Tyres, wheels and nuts – check for damage, cuts and tyre tread wear. Pneumatic tyres should be checked for the correct pressure. Check wheel nuts are tight and the rims are not damaged.

Seat and seat belt – check the seat is properly fixed to the truck and not damaged or loose, and that the belt is operating correctly.

Steering – check there is no unusual movement or play.

Service and parking brakes – check both feel normal and work efficiently and release correctly.

Operating controls – check all hand and foot controls are functioning correctly and there are no obstructions.

Operating system – if your forklift has digital control systems, make sure they start up properly and function correctly.

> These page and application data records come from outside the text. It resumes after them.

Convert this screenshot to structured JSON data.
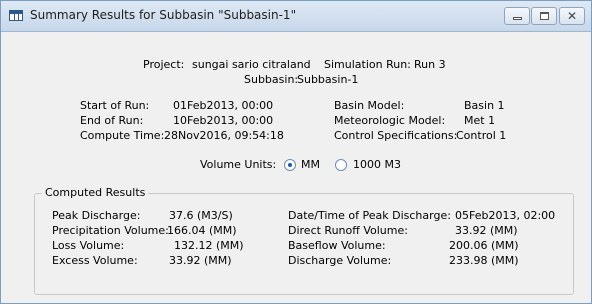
{
  "window": {
    "title": "Summary Results for Subbasin \"Subbasin-1\"",
    "icon": "table-window-icon"
  },
  "header": {
    "project_label": "Project:",
    "project_value": "sungai sario citraland",
    "run_label": "Simulation Run:",
    "run_value": "Run 3",
    "subbasin_label": "Subbasin:",
    "subbasin_value": "Subbasin-1"
  },
  "run_info": {
    "start_label": "Start of Run:",
    "start_value": "01Feb2013, 00:00",
    "end_label": "End of Run:",
    "end_value": "10Feb2013, 00:00",
    "compute_label": "Compute Time:",
    "compute_value": "28Nov2016, 09:54:18",
    "basin_label": "Basin Model:",
    "basin_value": "Basin 1",
    "met_label": "Meteorologic Model:",
    "met_value": "Met 1",
    "control_label": "Control Specifications:",
    "control_value": "Control 1"
  },
  "volume_units": {
    "label": "Volume Units:",
    "options": [
      "MM",
      "1000 M3"
    ],
    "selected": "MM"
  },
  "computed_results": {
    "title": "Computed Results",
    "left": [
      {
        "label": "Peak Discharge:",
        "value": "37.6 (M3/S)"
      },
      {
        "label": "Precipitation Volume:",
        "value": "166.04 (MM)"
      },
      {
        "label": "Loss Volume:",
        "value": "132.12 (MM)"
      },
      {
        "label": "Excess Volume:",
        "value": "33.92 (MM)"
      }
    ],
    "right": [
      {
        "label": "Date/Time of Peak Discharge:",
        "value": "05Feb2013, 02:00"
      },
      {
        "label": "Direct Runoff Volume:",
        "value": "33.92 (MM)"
      },
      {
        "label": "Baseflow Volume:",
        "value": "200.06 (MM)"
      },
      {
        "label": "Discharge Volume:",
        "value": "233.98 (MM)"
      }
    ]
  }
}
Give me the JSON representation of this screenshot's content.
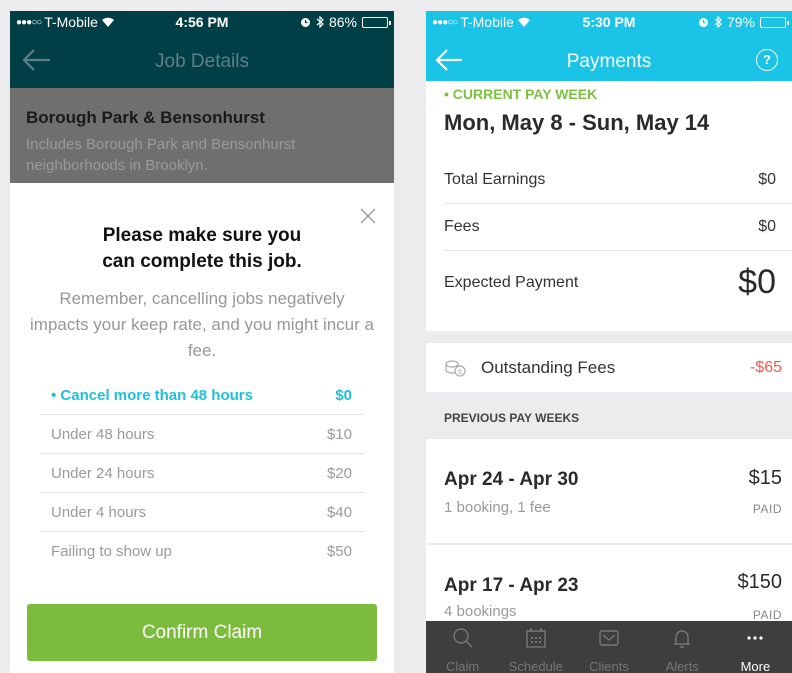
{
  "left": {
    "status": {
      "carrier": "T-Mobile",
      "time": "4:56 PM",
      "battery": "86%",
      "battery_level": 0.86
    },
    "nav_title": "Job Details",
    "job": {
      "title": "Borough Park & Bensonhurst",
      "subtitle": "Includes Borough Park and Bensonhurst neighborhoods in Brooklyn."
    },
    "modal": {
      "title_line1": "Please make sure you",
      "title_line2": "can complete this job.",
      "body": "Remember, cancelling jobs negatively impacts your keep rate, and you might incur a fee.",
      "fees": [
        {
          "label": "• Cancel more than 48 hours",
          "value": "$0"
        },
        {
          "label": "Under 48 hours",
          "value": "$10"
        },
        {
          "label": "Under 24 hours",
          "value": "$20"
        },
        {
          "label": "Under 4 hours",
          "value": "$40"
        },
        {
          "label": "Failing to show up",
          "value": "$50"
        }
      ],
      "confirm_label": "Confirm Claim"
    },
    "colors": {
      "header": "#013f46",
      "accent": "#1ec0dc",
      "button": "#7cbc3c"
    }
  },
  "right": {
    "status": {
      "carrier": "T-Mobile",
      "time": "5:30 PM",
      "battery": "79%",
      "battery_level": 0.79
    },
    "nav_title": "Payments",
    "help_label": "?",
    "current": {
      "label": "• CURRENT PAY WEEK",
      "range": "Mon, May 8 - Sun, May 14",
      "rows": [
        {
          "label": "Total Earnings",
          "value": "$0"
        },
        {
          "label": "Fees",
          "value": "$0"
        },
        {
          "label": "Expected Payment",
          "value": "$0"
        }
      ]
    },
    "outstanding": {
      "label": "Outstanding Fees",
      "value": "-$65"
    },
    "previous_label": "PREVIOUS PAY WEEKS",
    "weeks": [
      {
        "range": "Apr 24 - Apr 30",
        "sub": "1 booking, 1 fee",
        "amount": "$15",
        "status": "PAID"
      },
      {
        "range": "Apr 17 - Apr 23",
        "sub": "4 bookings",
        "amount": "$150",
        "status": "PAID"
      }
    ],
    "tabs": [
      {
        "label": "Claim",
        "icon": "search-icon"
      },
      {
        "label": "Schedule",
        "icon": "calendar-icon"
      },
      {
        "label": "Clients",
        "icon": "envelope-icon"
      },
      {
        "label": "Alerts",
        "icon": "bell-icon"
      },
      {
        "label": "More",
        "icon": "more-icon"
      }
    ],
    "colors": {
      "header": "#1bc4e6",
      "green": "#7dc142",
      "negative": "#f2594b",
      "tabbar": "#3e3e3e"
    }
  }
}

Warning lights – check all lights are working correctly and check the user manual if you have any doubts. Don’t use the truck if there is a warning light lit up if you have not checked that it is actually safe.

Gauges and instruments – check they are in proper working order.

Lights and beacon – check they are working properly.

Horn, alarms and other warning devices – check they are all operating correctly.

Safety guards and covers – Check they are all are correctly secured and fastened as a loose cover can pose a hazard to you and your colleagues.

Bodywork – check the vehicle by eye for damage as this can be the first sign of problems with other parts of the truck, including racking. Report any damage to be further checked.

Petrol/Diesel/LPG forklift trucks

Fuel level – check and refuel if necessary ensuring you are away from any fire hazards.

Engine oil – check the level and increase as necessary.

Coolant level – check this and increase if needed.

Battery – make sure it’s clean and secure, and the distilled water level is correct, wearing protective eyewear and gloves.

Fan and other belts – check the tension and for any damage.

Inching pedal – check this is working properly.

LPG bottle security – make sure the bottle is securely fitted and the clamps are properly tightened and all connections are secure.


Electrolyte levels – check the levels on all the cells.

Cable connections – they should be clean and properly secure.

General cleanliness – ensure the battery area is clean and clear from debris.

Battery security – ensure the batteries are secure within their case and that any protective hatches are securely shut.

Other checks

Any other parts or items to be checked may be listed on a separate sheet so always check with your supervisor. We’ve put together this list as a good guide but it isn’t exhaustive.

If you are looking for a forklift this winter to help with your manual handling then do get in touch.